Outside was where the fun began.  This little bobcat kitten stole the show walking around on a leash, playing with the skunk and circling the Gopher Tortoise.

And of course, we had to have the baby alligator out and about.

This Short-eared Owl drew some attention.

Then I just had to hold this boa constrictor!!!  What a beautiful snake.

It was on display, snaking around on a table for kids to touch.

The art show was a success with many in attendance, and of course the animals added to the day.

Here's looking at you kid.

Until next time...

Sunday, October 27, 2013

It's Open...

Remember a few blogs back, that I said we would come back to this place, The Dew Drop Jazz and Social Club.  Well, the doors and windows are open, and we enjoyed the evening listening to some great music.

The cost is $10.00 which is really a donation.  There are only benches to sit on...nothing fancy, but the place was packed. Of course, you can bring a cushion if you so desire.  The church next door has plates of food to purchase and there is plenty of beverages.

These were the groups playing.  They were very good.  Tom could really play that piano, and Aurora could really play that saxophone and clarinet.  She also sang some really old fashioned songs about the area.  I had never heard them, mostly about the Mississippi.

At 8:00 pm, the New Orleans Jazz Vipers took stage.  They were very good too.  The feet were tapping to the music.

This water feature caught my eye...an old french horn, which was located in a yard nearby.

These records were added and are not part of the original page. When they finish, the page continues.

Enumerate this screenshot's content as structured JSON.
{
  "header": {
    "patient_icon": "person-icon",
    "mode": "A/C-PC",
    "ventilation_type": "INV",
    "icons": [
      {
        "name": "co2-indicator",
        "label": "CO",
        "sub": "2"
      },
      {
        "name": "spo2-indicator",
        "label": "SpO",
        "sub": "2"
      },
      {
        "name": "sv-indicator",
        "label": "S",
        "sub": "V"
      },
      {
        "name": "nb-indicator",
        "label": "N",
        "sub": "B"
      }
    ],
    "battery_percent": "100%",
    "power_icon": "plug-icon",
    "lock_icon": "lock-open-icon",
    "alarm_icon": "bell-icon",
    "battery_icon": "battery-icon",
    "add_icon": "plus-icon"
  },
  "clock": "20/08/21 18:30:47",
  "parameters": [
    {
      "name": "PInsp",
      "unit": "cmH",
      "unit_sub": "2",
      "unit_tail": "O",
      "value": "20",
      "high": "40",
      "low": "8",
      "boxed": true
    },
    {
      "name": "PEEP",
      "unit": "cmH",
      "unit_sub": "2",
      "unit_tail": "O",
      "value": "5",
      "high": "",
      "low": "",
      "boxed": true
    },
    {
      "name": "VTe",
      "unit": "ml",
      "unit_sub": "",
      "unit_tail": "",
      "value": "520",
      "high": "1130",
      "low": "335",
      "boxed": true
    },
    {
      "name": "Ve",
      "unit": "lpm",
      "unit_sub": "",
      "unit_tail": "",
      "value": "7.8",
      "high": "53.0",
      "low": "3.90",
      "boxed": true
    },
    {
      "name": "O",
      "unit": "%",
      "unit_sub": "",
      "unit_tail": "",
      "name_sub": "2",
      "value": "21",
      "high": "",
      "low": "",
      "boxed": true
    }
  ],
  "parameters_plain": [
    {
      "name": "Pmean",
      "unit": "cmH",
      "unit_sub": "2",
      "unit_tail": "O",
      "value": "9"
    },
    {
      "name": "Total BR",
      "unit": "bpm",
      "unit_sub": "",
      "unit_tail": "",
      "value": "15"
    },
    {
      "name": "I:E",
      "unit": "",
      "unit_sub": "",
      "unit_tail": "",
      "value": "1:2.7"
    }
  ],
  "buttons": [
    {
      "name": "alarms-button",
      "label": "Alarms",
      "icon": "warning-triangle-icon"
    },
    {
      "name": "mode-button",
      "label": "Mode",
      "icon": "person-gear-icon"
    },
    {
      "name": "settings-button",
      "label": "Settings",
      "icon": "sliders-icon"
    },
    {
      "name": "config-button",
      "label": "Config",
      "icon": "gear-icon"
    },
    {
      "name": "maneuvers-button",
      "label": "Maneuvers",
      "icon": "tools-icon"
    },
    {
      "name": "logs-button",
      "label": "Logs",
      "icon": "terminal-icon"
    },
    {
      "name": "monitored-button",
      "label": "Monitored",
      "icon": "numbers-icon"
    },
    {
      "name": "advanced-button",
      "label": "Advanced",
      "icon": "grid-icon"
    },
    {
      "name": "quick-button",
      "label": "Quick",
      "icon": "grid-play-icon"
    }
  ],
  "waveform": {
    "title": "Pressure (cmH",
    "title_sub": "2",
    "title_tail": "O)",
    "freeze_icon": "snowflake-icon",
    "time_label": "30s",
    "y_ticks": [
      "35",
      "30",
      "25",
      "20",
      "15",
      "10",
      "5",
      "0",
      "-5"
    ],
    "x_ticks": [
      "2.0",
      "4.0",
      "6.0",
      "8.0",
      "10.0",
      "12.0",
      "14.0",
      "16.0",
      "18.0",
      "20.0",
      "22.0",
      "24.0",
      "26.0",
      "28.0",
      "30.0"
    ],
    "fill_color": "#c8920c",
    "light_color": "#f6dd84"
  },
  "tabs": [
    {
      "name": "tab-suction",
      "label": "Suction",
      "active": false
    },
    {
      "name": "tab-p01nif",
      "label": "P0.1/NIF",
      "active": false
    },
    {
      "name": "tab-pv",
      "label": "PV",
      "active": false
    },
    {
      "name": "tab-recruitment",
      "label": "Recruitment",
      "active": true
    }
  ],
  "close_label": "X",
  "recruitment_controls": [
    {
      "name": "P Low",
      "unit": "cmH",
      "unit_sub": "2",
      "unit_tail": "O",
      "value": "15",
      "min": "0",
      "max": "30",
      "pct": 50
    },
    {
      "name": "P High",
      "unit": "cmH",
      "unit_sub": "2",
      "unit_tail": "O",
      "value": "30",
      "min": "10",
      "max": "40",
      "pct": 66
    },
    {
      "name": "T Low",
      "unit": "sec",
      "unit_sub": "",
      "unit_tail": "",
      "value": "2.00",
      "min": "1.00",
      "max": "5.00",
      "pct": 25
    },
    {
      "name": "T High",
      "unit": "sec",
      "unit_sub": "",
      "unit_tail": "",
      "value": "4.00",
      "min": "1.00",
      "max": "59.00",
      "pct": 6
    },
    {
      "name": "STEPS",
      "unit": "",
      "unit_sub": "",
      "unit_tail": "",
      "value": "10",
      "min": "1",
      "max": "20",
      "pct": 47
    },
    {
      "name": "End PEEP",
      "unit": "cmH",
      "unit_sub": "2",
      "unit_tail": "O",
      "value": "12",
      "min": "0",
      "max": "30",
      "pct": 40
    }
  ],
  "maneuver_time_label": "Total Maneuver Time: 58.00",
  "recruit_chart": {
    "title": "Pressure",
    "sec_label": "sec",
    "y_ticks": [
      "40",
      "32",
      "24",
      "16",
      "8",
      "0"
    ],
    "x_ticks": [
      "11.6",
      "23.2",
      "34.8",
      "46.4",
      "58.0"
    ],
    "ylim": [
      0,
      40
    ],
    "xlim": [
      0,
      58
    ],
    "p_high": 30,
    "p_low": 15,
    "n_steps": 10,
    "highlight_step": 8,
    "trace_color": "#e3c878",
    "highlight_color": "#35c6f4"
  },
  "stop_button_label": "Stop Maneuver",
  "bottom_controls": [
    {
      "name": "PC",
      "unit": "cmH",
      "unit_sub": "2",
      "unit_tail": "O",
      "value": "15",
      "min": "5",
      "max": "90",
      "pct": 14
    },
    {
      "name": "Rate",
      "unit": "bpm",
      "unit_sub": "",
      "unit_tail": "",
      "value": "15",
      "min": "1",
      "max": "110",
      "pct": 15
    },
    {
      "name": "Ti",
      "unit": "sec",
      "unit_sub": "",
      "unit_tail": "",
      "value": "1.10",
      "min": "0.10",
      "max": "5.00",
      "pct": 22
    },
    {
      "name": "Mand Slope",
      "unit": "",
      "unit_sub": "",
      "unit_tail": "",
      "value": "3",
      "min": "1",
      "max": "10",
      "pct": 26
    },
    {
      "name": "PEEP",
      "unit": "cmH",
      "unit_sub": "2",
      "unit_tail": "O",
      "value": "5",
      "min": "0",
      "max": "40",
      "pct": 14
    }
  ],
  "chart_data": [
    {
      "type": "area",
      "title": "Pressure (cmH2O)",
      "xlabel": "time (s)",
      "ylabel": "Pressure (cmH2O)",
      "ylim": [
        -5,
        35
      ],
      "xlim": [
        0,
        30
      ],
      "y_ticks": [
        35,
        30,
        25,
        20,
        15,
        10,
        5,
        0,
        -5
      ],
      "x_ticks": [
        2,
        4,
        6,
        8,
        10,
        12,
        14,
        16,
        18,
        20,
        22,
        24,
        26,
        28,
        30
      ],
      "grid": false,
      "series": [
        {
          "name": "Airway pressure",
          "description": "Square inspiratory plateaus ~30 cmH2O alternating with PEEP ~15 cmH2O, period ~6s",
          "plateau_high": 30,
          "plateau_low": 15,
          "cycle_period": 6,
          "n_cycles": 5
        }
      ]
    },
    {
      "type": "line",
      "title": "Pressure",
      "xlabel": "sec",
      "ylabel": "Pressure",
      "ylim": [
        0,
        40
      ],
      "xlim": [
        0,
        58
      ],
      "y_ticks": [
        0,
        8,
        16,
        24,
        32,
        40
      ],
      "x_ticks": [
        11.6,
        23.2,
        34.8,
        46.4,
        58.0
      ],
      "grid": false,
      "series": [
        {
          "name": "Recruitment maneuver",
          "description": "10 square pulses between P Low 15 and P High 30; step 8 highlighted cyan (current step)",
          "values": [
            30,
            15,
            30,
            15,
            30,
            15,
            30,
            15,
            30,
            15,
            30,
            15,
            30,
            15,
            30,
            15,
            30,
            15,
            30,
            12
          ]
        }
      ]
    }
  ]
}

We had a wonderful time and enjoyed some wonderful music.

Until next time...